▶ **Your goal**: Your answer should be the lines of the material that include the word "Output".

═════ Information provided ═════

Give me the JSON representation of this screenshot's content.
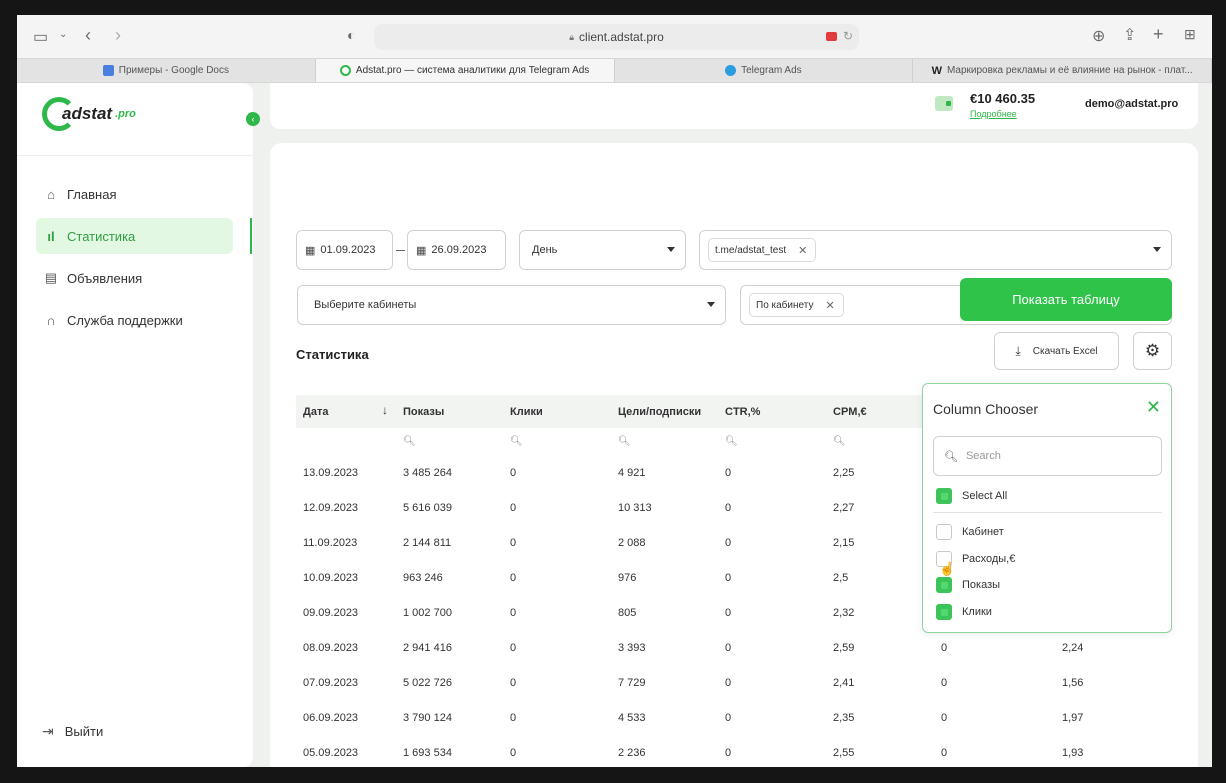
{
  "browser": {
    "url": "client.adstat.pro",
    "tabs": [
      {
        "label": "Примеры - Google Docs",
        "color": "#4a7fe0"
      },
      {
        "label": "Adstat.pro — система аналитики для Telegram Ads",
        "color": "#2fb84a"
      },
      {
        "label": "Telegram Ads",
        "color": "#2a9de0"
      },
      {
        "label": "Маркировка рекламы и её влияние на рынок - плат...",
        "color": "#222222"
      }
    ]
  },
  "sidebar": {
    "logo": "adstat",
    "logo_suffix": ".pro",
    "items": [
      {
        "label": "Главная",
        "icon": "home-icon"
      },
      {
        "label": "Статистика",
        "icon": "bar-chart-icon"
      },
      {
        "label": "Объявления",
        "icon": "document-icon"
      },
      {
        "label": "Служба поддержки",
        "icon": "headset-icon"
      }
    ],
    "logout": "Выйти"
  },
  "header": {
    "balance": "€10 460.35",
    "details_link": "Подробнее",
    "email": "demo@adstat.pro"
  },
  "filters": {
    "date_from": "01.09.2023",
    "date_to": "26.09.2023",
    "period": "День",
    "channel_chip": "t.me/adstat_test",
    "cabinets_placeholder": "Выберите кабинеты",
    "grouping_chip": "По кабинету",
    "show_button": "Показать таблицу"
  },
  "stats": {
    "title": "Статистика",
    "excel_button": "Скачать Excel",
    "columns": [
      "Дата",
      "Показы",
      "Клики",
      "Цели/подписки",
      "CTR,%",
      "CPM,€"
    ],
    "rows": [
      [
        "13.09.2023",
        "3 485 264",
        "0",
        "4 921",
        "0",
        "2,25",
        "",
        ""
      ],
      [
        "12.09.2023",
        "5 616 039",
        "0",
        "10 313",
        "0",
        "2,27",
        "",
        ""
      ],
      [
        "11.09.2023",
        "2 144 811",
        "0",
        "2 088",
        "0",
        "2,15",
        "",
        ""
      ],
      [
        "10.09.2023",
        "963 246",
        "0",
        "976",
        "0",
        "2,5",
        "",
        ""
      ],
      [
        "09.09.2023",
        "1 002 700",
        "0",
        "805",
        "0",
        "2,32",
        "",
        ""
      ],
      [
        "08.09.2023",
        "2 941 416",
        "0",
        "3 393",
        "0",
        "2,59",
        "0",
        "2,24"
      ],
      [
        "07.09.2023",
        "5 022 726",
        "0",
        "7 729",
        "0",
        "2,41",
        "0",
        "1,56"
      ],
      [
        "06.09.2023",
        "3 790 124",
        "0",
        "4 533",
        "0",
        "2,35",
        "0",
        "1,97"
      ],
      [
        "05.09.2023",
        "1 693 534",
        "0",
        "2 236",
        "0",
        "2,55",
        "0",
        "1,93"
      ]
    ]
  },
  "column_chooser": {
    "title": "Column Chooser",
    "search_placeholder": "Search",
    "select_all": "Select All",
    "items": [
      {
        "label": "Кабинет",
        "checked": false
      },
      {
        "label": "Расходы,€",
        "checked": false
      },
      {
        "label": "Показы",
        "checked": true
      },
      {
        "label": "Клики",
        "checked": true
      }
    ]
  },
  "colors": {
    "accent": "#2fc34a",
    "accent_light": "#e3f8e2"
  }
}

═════
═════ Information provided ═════

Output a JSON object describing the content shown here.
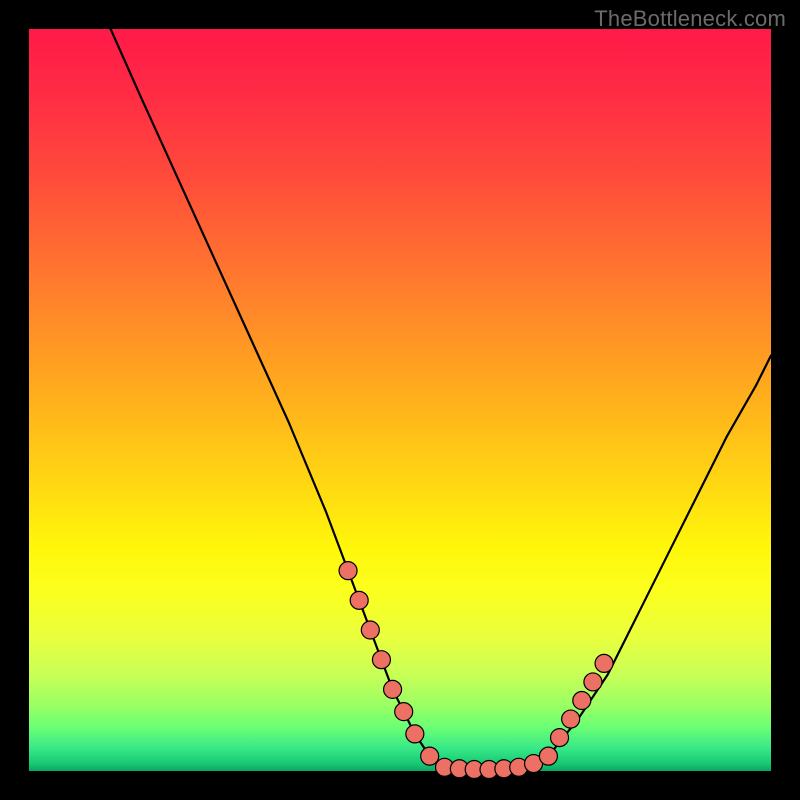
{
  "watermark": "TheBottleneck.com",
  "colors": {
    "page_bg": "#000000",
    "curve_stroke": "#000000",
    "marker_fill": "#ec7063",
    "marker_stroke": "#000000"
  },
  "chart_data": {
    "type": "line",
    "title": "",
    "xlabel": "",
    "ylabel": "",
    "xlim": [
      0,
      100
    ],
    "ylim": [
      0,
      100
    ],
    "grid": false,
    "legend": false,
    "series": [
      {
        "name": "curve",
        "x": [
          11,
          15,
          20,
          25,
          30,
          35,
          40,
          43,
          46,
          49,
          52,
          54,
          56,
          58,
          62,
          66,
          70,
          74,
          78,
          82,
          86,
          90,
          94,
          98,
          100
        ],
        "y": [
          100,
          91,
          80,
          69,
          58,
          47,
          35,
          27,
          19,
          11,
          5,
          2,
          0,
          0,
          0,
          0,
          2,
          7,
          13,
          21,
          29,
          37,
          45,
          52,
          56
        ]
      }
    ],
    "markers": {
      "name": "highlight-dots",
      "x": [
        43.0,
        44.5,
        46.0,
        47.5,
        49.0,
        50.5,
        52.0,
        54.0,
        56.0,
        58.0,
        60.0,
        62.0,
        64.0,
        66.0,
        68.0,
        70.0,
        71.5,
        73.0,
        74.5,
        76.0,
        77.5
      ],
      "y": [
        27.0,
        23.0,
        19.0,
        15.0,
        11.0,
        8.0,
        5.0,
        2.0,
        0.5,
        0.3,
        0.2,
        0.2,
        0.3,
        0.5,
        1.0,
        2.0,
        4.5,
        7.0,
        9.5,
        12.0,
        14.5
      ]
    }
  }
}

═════
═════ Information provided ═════

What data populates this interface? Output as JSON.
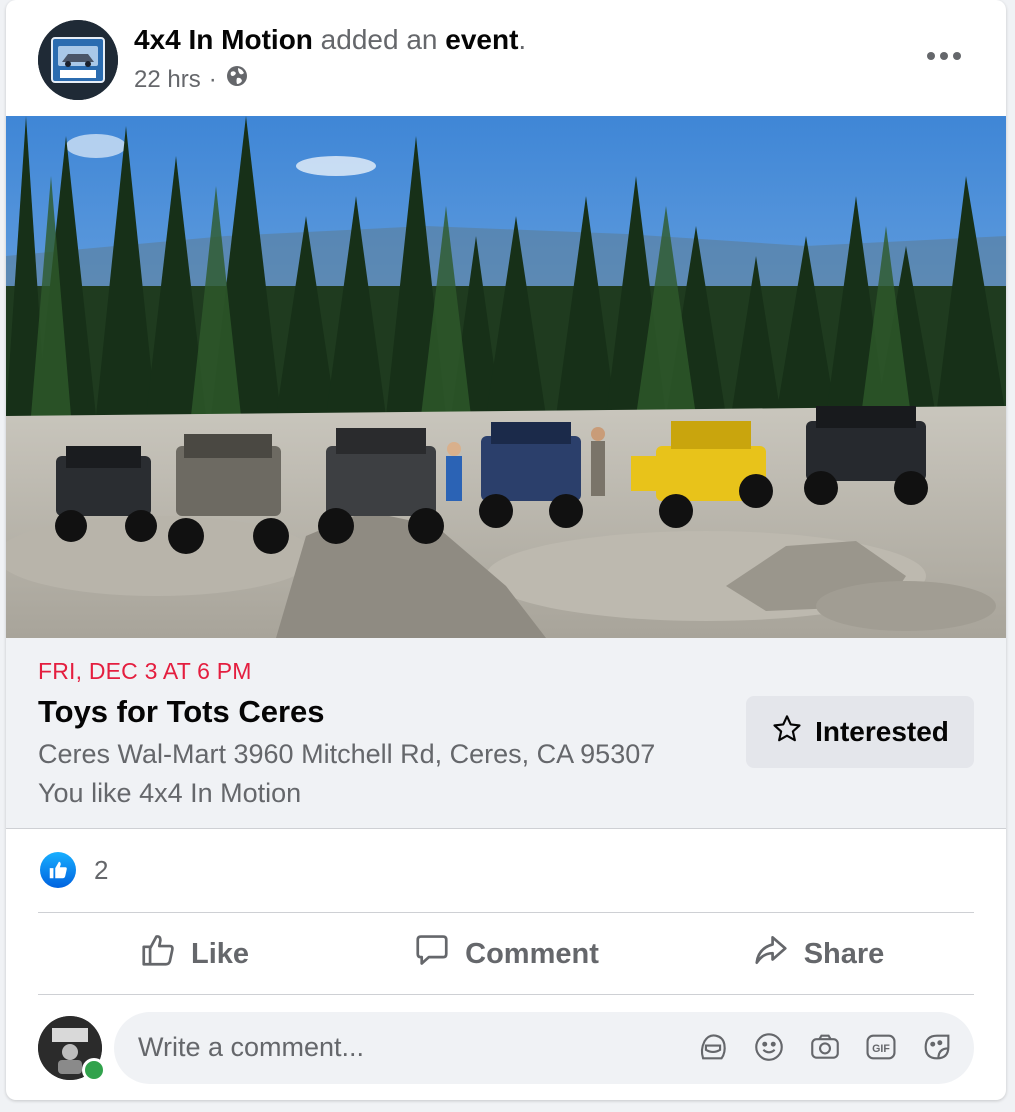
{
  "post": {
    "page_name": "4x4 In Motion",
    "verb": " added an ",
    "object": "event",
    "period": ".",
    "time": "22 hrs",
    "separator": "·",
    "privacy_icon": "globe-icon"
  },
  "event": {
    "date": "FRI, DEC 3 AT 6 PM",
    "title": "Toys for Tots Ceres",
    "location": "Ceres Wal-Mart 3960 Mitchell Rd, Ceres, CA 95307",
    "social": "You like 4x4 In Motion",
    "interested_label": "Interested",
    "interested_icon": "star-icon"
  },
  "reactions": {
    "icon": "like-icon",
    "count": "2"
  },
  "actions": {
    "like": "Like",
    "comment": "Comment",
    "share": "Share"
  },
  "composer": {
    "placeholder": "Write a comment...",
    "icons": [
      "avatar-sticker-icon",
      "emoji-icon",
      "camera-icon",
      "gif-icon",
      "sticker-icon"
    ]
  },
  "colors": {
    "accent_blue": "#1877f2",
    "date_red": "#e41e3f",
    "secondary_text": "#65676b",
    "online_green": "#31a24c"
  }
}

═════

▶ **Solved exercise**:
Output a JSON object describing the content shown here.
What data populates this interface? Output as JSON.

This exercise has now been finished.